Like a chain forged of steel, cybersecurity is only as strong as its weakest link. But how can we gain visibility into where these weaknesses exist and how they are being exploited? How can we determine where gaps occur that impact our ability to protect against, detect and respond to the latest threats?
Studies have shown the vast majority of cyberattacks take place using our networks — which isn’t surprising in our hyperconnected world. Comprehensive visibility into the activity on our networks can provide deep network insights into not only what is occurring across our organizations, but also where we are potentially exposed.
Identifying Weak Links in the Cybersecurity Chain
People are the weakest link in the proverbial cybersecurity chain. Social engineering can provide easy access to even our most sensitive assets. Let’s say, for example, a person with valuable information, access or authority is targeted by a spear-phishing attack. It could be someone in the IT department, one of your executives — or any employee who could be used as a stepping stone to gain further access or information.
Jose Bravo, North America security architect at IBM, recently published a video to demonstrate how a human resources manager might fall victim to such a scheme by merely opening the wrong attachment, clicking the wrong link, or (as the video shows) unblocking content and allowing a document to update links. Even with proper security training, it is often relatively easy for fraudsters to trick employees into taking these actions, especially when they resemble tasks they repeatedly perform throughout their day.
There are also less direct ways in which humans represent the weakest link in security. I have yet to find a cybersecurity team that is not short-staffed and overworked. All it takes is a simple mistake, such as misconfiguring a network device, leaving the wrong port open or failing to enable logging everywhere visibility is needed. Even if everything is set up correctly, a mundane change could have unintended consequences and leave networks exposed.
So, how can we gain visibility into areas where we may be exposed and times during which we are most susceptible to being exploited? Can we gain enough insight into these weak links to take proper corrective action?
Unlocking the Power of Deep Network Insights
This is where the power of deep network insights can help. Basic network flow analysis can detect a new device connecting to the network, even if it doesn’t log any activity. In addition to detecting these devices, the right security information and event management (SIEM) solution can automatically add them to the list of known assets so that they can benefit from the same security analytics as properly configured devices.
But deep network insights enable security teams to go well beyond simply detecting devices and their communications. When malicious actors try to disguise their activity by misusing standard ports and protocols, deep analysis of the real applications allows security professionals to shed light on the true nature of what is occurring. If sensitive data is subsequently accessed, application-specific content analysis can provide the proper visibility to quickly identify and protect the valuable data our organizations rely on every day.

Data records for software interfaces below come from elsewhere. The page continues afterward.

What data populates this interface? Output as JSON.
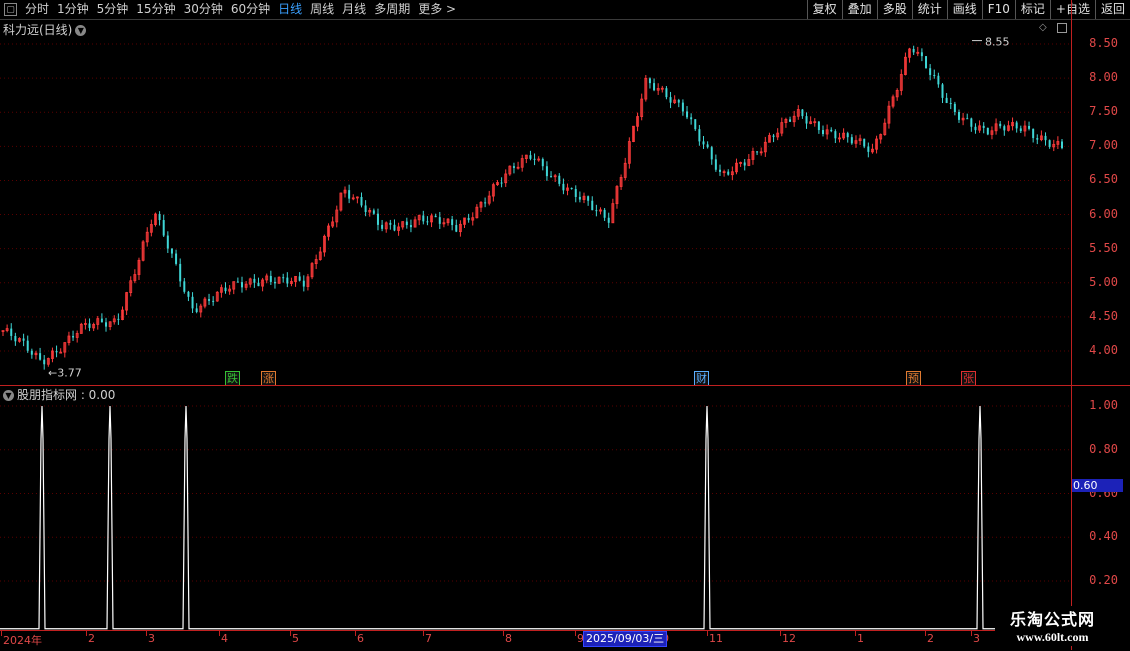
{
  "toolbar": {
    "periods": [
      "分时",
      "1分钟",
      "5分钟",
      "15分钟",
      "30分钟",
      "60分钟",
      "日线",
      "周线",
      "月线",
      "多周期",
      "更多 >"
    ],
    "active_period": "日线",
    "right_buttons": [
      "复权",
      "叠加",
      "多股",
      "统计",
      "画线",
      "F10",
      "标记",
      "+自选",
      "返回"
    ]
  },
  "price_pane": {
    "title": "科力远(日线)",
    "y_labels": [
      "8.50",
      "8.00",
      "7.50",
      "7.00",
      "6.50",
      "6.00",
      "5.50",
      "5.00",
      "4.50",
      "4.00"
    ],
    "high_label": "8.55",
    "low_label": "←3.77",
    "markers": [
      {
        "text": "跌",
        "color": "#35c035"
      },
      {
        "text": "涨",
        "color": "#e07a30"
      },
      {
        "text": "财",
        "color": "#5aaeff"
      },
      {
        "text": "预",
        "color": "#e07a30"
      },
      {
        "text": "张",
        "color": "#e03030"
      }
    ],
    "colors": {
      "up": "#ff3b3b",
      "down": "#3fd6d6",
      "grid": "#5a0000",
      "border": "#c02020"
    }
  },
  "indicator_pane": {
    "title": "股朋指标网 : 0.00",
    "y_labels": [
      "1.00",
      "0.80",
      "0.60",
      "0.40",
      "0.20"
    ],
    "cursor_value": "0.60",
    "signal_values": [
      1,
      1,
      1,
      1,
      1
    ]
  },
  "x_axis": {
    "labels": [
      "2024年",
      "2",
      "3",
      "4",
      "5",
      "6",
      "7",
      "8",
      "9",
      "0",
      "11",
      "12",
      "1",
      "2",
      "3"
    ],
    "cursor_date": "2025/09/03/三"
  },
  "watermark": {
    "cn": "乐淘公式网",
    "url": "www.60lt.com"
  },
  "chart_data": {
    "type": "line",
    "title": "科力远(日线)",
    "ylim": [
      3.7,
      8.7
    ],
    "x": [
      "2024年",
      "2",
      "3",
      "4",
      "5",
      "6",
      "7",
      "8",
      "9",
      "10",
      "11",
      "12",
      "1",
      "2",
      "3"
    ],
    "series": [
      {
        "values": [
          4.3,
          3.85,
          4.3,
          4.45,
          6.0,
          4.65,
          4.9,
          5.1,
          4.95,
          6.4,
          5.8,
          5.95,
          5.8,
          6.4,
          6.9,
          6.3,
          5.95,
          7.9,
          7.6,
          6.5,
          7.0,
          7.45,
          7.2,
          6.9,
          8.5,
          7.6,
          7.2,
          7.3,
          6.95
        ]
      }
    ],
    "high": 8.55,
    "low": 3.77,
    "indicator": {
      "name": "股朋指标网",
      "signal_months": [
        "2024年",
        "2",
        "3",
        "11",
        "3"
      ]
    }
  }
}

In this way, the very networks that expose our weaknesses to adversaries also provide us with the visibility we need to properly defend our sensitive data. The key is simply to look deep enough.